The skull from which ‘For the Love of God’ was cast, was purchased from a London taxidermist and subsequently subjected to intensive bioarchaeological analysis and radiocarbon dating. This research revealed it dated from around 1720 - 1810, and was likely to be that of a 35-year-old man of European/Mediterranean ancestry. The title originates from exclamations Hirst’s mother would make on hearing plans for new works when he was starting out as an artist. As he explains: “She used to say, ‘For the love of God, what are you going to do next!’”
‘For the Love of God’ acts as a reminder that our existence on earth is transient. Hirst combined the imagery of classic memento mori with inspiration drawn from Aztec skulls and the Mexican love of decoration and attitude towards death. He explains of death: “You don’t like it, so you disguise it or you decorate it to make it look like something bearable – to such an extent that it becomes something else.”

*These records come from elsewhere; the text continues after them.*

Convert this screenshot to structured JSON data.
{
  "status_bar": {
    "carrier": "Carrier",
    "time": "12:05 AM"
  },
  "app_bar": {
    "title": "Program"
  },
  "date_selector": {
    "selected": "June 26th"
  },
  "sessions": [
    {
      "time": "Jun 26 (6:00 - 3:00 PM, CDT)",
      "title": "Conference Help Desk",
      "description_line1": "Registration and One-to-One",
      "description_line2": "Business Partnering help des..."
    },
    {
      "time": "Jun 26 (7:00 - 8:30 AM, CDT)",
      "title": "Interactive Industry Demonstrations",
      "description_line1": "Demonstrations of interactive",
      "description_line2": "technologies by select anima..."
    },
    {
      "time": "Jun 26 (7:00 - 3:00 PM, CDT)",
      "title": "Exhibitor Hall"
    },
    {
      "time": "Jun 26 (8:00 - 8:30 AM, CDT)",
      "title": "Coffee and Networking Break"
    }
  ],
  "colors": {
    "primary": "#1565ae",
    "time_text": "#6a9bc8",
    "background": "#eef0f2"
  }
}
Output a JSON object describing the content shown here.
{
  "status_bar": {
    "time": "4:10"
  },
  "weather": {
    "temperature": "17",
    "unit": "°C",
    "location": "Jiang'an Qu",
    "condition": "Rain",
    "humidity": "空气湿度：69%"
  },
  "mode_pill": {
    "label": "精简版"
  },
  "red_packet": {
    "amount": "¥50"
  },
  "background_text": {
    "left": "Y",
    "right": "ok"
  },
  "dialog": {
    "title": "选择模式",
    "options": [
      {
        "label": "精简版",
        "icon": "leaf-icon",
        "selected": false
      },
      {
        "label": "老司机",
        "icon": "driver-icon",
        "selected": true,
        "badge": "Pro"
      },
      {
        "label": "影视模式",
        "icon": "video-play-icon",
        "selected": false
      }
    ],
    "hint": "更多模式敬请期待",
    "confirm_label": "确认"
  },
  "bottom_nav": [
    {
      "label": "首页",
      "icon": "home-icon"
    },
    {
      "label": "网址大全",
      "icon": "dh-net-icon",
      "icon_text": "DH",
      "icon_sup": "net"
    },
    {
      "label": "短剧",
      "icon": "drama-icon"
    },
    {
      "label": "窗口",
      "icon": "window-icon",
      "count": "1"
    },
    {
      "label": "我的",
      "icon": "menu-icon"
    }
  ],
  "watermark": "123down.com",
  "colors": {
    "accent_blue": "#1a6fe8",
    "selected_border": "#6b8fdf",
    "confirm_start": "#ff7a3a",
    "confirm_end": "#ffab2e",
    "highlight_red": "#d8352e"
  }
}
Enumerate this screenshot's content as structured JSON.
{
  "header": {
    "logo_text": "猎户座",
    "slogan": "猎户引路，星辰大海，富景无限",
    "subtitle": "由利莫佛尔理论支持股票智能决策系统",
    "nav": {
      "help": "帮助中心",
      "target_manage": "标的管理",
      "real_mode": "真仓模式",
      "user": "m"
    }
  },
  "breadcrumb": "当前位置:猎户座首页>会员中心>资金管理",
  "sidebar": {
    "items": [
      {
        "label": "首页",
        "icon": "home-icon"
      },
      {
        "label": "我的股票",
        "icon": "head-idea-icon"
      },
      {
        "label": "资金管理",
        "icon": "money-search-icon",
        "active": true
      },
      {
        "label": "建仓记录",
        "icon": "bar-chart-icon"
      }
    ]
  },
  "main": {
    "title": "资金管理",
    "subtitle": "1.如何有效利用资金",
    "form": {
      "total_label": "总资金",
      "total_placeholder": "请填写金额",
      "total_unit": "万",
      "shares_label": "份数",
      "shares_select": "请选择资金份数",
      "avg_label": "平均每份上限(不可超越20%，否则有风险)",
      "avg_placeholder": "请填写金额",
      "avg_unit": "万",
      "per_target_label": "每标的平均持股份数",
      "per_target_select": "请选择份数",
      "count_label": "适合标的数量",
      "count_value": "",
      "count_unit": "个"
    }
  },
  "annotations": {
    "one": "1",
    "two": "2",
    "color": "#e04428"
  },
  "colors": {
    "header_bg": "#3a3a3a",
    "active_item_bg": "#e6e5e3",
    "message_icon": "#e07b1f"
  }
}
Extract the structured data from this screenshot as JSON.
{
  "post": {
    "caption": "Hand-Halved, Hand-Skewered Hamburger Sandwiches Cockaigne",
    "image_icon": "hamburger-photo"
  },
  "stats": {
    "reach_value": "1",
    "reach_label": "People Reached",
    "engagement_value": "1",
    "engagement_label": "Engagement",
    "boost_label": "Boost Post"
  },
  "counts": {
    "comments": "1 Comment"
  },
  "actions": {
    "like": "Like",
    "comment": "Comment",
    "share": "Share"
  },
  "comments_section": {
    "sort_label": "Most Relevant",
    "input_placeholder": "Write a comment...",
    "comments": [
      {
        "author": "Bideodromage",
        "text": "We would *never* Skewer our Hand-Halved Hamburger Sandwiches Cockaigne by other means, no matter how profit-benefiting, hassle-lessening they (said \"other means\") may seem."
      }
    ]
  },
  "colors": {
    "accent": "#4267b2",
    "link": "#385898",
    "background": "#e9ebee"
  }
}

The incorporation of the large central stone was inspired by memories of the comic ‘2000 AD’, which Hirst used to read as a child. He relates how the comic, “used to have a character in it called Tharg the Mighty who had a circle on his forehead. He was like a kind of powerful, God-like figure who controlled the universe,” Hirst explains. “It kind of just looked like it needed something. A third eye; a connection to Jesus and his dad.”
Alongside their dazzling brilliance and “Eucharistic” beauty, Hirst’s fascination with diamonds results partly from the mutterings and uncertainty surrounding their inherent worth. In the face of the industry’s ability to establish their irreplaceable value, it becomes necessary to question whether they are “just a bit of glass, with accumulated metaphorical significance? Or [whether they] are genuine objects of supreme beauty connected with life.” The cutthroat nature of the diamond industry, and the capitalist society which supports it, is central to the work’s concept. Hirst explains that the stones “bring out the best and the worst in people […] people kill for diamonds, they kill each other”.
In 2010, Hirst created a second, baby diamond skull called ‘For Heaven’s Sake’ using pink diamonds.
 Damien Hirst cited in ‘Conversation’, Gordon Burn, ‘Beautiful Inside My Head Forever’ (Sotheby’s, 2008), i. 21
 Damien Hirst cited in ‘An Interview’, Hans Ulrich Obrist, ‘Beyond Belief’ (Other Criteria/White Cube, 2008), 30–31
 Damien Hirst cited in Damien Hirst and Gordon Burn, ‘On the Way to Work’ (Faber and Faber, 2001), 162
 Damien Hirst cited in ‘Epiphany: A Conversation with Damien Hirst’, Hans Ulrich Obrist, ‘End of an Era’ (Other Criteria/Gagosian Gallery, 2012), unpag.